Empathy for the Devil
How should we talk about criminals in a way that acknowledges the humanity of those who commit terrible crimes—without detracting from the horror of what they’ve done? (I am thinking, of course, of CNN’s bizarrely sympathetic coverage of the Steubenville rapists.) The social stigma that comes with a criminal conviction—particularly for sex offenses—is real and deliberate. A criminal complaint has a caption like “United States vs. Smith” because whatever Smith is accused of doing is something that all of society rejects. The ostracization is part of society’s sanction.
With that said, there’s a big risk in seeing the world as made up of humans and monsters. A lot of little horrors are created by people who tell themselves at least I’m not like that. When we hear about people with good grades and promising careers who nevertheless manage to perpetrate that sort of crime it’s worth wondering whether some of that evil is inside us—and what we can do to burn it away.
I’m struggling to get to the point—so let me try it this way. Today is Palm Sunday, which commemorates the triumphal entry where the Good People of Jerusalem waved palm branches and shouted Hosanna. It took a little under a week for the crowd to turn.
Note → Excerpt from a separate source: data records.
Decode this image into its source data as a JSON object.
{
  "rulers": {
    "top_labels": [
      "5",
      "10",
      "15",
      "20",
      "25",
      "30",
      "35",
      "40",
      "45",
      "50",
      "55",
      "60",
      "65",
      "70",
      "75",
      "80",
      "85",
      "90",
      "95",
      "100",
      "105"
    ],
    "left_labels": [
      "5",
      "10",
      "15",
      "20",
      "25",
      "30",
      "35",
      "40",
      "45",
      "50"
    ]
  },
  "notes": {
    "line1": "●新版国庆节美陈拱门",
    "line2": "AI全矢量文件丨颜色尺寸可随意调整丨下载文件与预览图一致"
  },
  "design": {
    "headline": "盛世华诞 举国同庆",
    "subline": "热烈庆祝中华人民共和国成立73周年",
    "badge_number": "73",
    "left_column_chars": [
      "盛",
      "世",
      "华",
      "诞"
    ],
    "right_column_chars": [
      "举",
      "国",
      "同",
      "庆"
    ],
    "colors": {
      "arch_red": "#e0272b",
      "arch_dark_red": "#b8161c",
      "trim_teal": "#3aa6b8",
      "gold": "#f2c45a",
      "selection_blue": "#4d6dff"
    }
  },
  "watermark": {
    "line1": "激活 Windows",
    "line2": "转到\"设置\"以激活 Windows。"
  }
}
The same Good People shouted for crucifixion. We are not so different. We are not such good people as we pretend to be.